They're good at what they do, and they're fast," defensive end Pete Massaro said. "There's no way you can get a scout-team offense up to that level in just a few days."

[+] EnlargeStephen Tuitt
Photo by Jonathan Daniel/Getty ImagesNavy quarterback Trey Miller (3) probably won't throw more than he runs against Penn State on Saturday.
Loading the box is one solution, but it's a lot like marking "C" on a Scantron test: It can't be the answer every time. With the triple option, Navy can roll around the outside if a defensive end bites. If the DBs hesitate, watch out for the play-action.

Through sleight-of-hand and a tricky set-up, Navy has ridden this offense to become one of the country's premier running teams. Since 2002, the Middies have consistently ranked as one of the nation's top four rushing teams.

Well, except for 2010. That was a down year. Navy finished just sixth nationally and rushed for a paltry 284.8 yards a game.

"You have to change up your whole defense for a team like Navy, Georgia Tech and any triple-option team," cornerback Adrian Amos said.

Bill O'Brien preached discipline this week like Navy preached ball-control. For Penn State to out-muscle a team that runs four times for every pass, their front-seven can't be out of position.

Quarterback Trey Miller will dive forward more often than he drops back. Noah Copeland and at least half-a-dozen other running backs will record a carry. O'Brien knows what to expect -- everybody does -- it's just a question of the outcome.

"I didn't schedule Navy," O'Brien said with a laugh.

Surprise tailback?

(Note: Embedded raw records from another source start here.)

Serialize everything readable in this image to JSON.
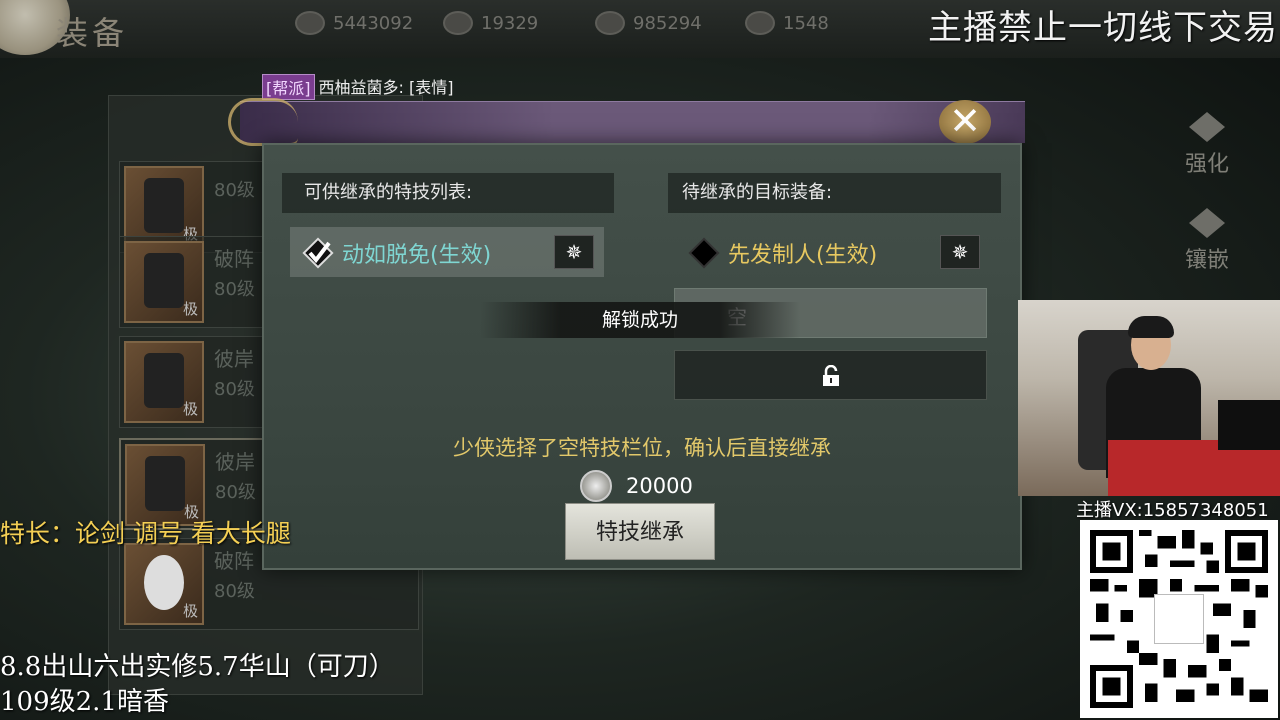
{
  "header": {
    "title": "装备",
    "currencies": [
      {
        "icon": "coin-icon",
        "value": "5443092"
      },
      {
        "icon": "ingot-icon",
        "value": "19329"
      },
      {
        "icon": "gem-icon",
        "value": "985294"
      },
      {
        "icon": "bowl-icon",
        "value": "1548"
      }
    ]
  },
  "overlay": {
    "notice": "主播禁止一切线下交易",
    "specialty": "特长：论剑 调号 看大长腿",
    "line1": "8.8出山六出实修5.7华山（可刀）",
    "line2": "109级2.1暗香",
    "vx": "主播VX:15857348051"
  },
  "chat": {
    "tag": "[帮派]",
    "message": "西柚益菌多: [表情]"
  },
  "equipment_list": [
    {
      "name": "",
      "level": "80级",
      "bind": "极"
    },
    {
      "name": "破阵",
      "level": "80级",
      "bind": "极"
    },
    {
      "name": "彼岸",
      "level": "80级",
      "bind": "极"
    },
    {
      "name": "彼岸",
      "level": "80级",
      "bind": "极"
    },
    {
      "name": "破阵",
      "level": "80级",
      "bind": "极"
    }
  ],
  "side_buttons": [
    {
      "icon": "hammer-icon",
      "label": "强化"
    },
    {
      "icon": "hexagon-icon",
      "label": "镶嵌"
    }
  ],
  "dialog": {
    "left_header": "可供继承的特技列表:",
    "right_header": "待继承的目标装备:",
    "left_skill": "动如脱免(生效)",
    "right_skill": "先发制人(生效)",
    "empty_slot": "空",
    "toast": "解锁成功",
    "hint": "少侠选择了空特技栏位，确认后直接继承",
    "cost": "20000",
    "confirm_label": "特技继承",
    "close_label": "✕"
  },
  "colors": {
    "left_skill": "#7fd6d2",
    "right_skill": "#e7c860",
    "hint": "#e2c86a",
    "overlay_yellow": "#f4cf54"
  }
}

O'Brien offered fans a bit of a riddle during his weekly radio show Thursday.

"We're going to do a few different things on Saturday," he said. "There' be one other guy back there that you haven't seen carrying the football."

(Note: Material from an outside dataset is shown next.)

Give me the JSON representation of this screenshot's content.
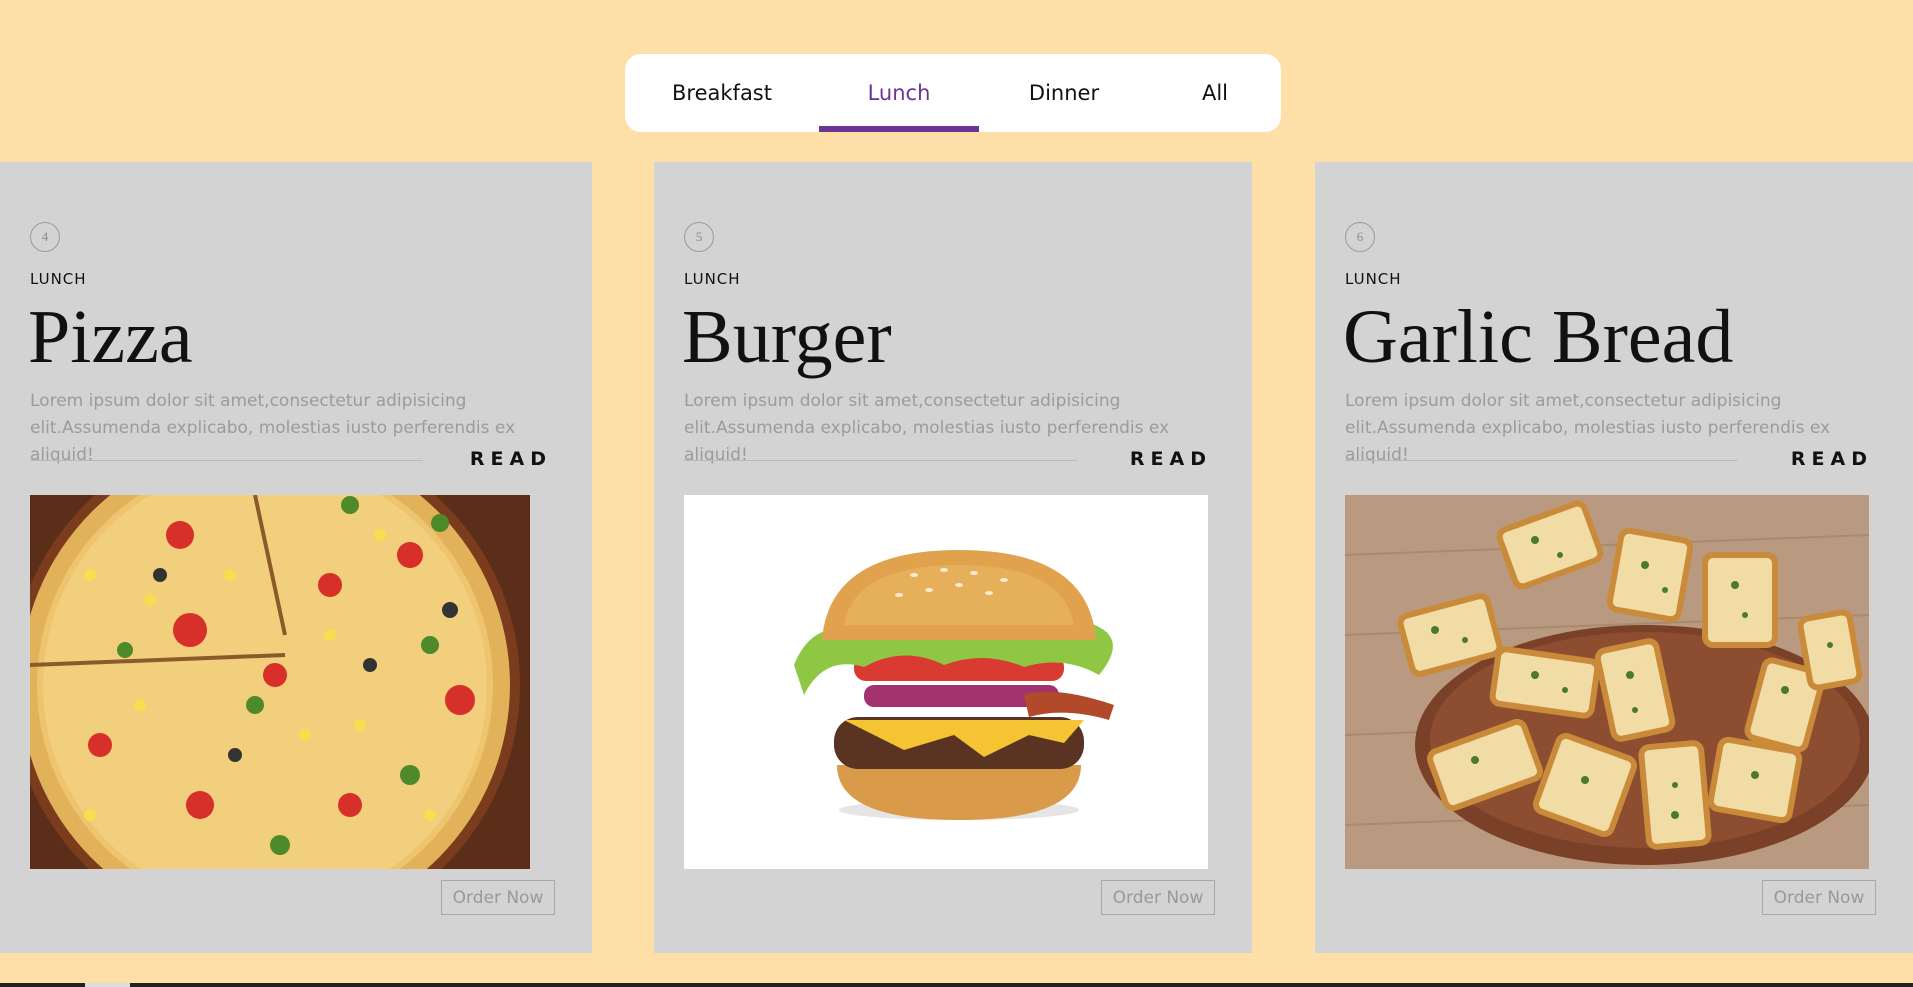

O'Brien told fans they'd have to see Saturday who it was, but reporters and fans have already ventured quite a few guesses: Gerald Hodges, Paul Jones, Glenn Carson, P.J. Byers, Alex Kenney, Akeel Lynch, Garry Gilliam, etc.

Byers and Lynch are the favorites, but one can never tell with O'Brien -- who used a linebacker (Hodges) to return kicks during Game 1.

Leading the Big Ten: Even if sophomore wideout Allen Robinson fails to record a catch Saturday, he could still lead the conference in receptions.

He currently has 19 catches, while Purdue's O.J. Ross is second with 13 grabs. Robinson might have even had 21 catches -- if he didn't drop two on back-to-back plays last week.

"I had a couple drops this week because of lack of concentration," he said. "I just can't let that happen anymore. ... I need to focus and make sure I'm looking the ball in."

Where's Amos? O'Brien said in the preseason that Amos could play anywhere: safety, cornerback -- even linebacker.

Against a run-first offense like Navy, which requires some sure-tacklers, it'll be interesting to see where Amos lines up. If O'Brien wants to move Amos around in the early part of the season, this game seems like his best bet.

Stopping the run: Deion Barnes might be the team's best pass-rusher -- he's tied for the Big Ten lead in sacks with three -- but he admitted this week he needs to get better at stopping the run.

With the better run-stuffer, Massaro, likely out with several injuries, Navy could target the redshirt freshman.

"You got to read blocks better," Barnes said. "You have to be more attentive this week."

Trick plays: O'Brien was asked Thursday if he planned to use many trick plays against Navy, like last week's fake punt that resulted in a 19-yard scamper by a linebacker.

"We're going to pull out all the stops," he said. "So we got a few trick plays for Saturday, and we'll see if we can pull them out. When you call them, you want them to work."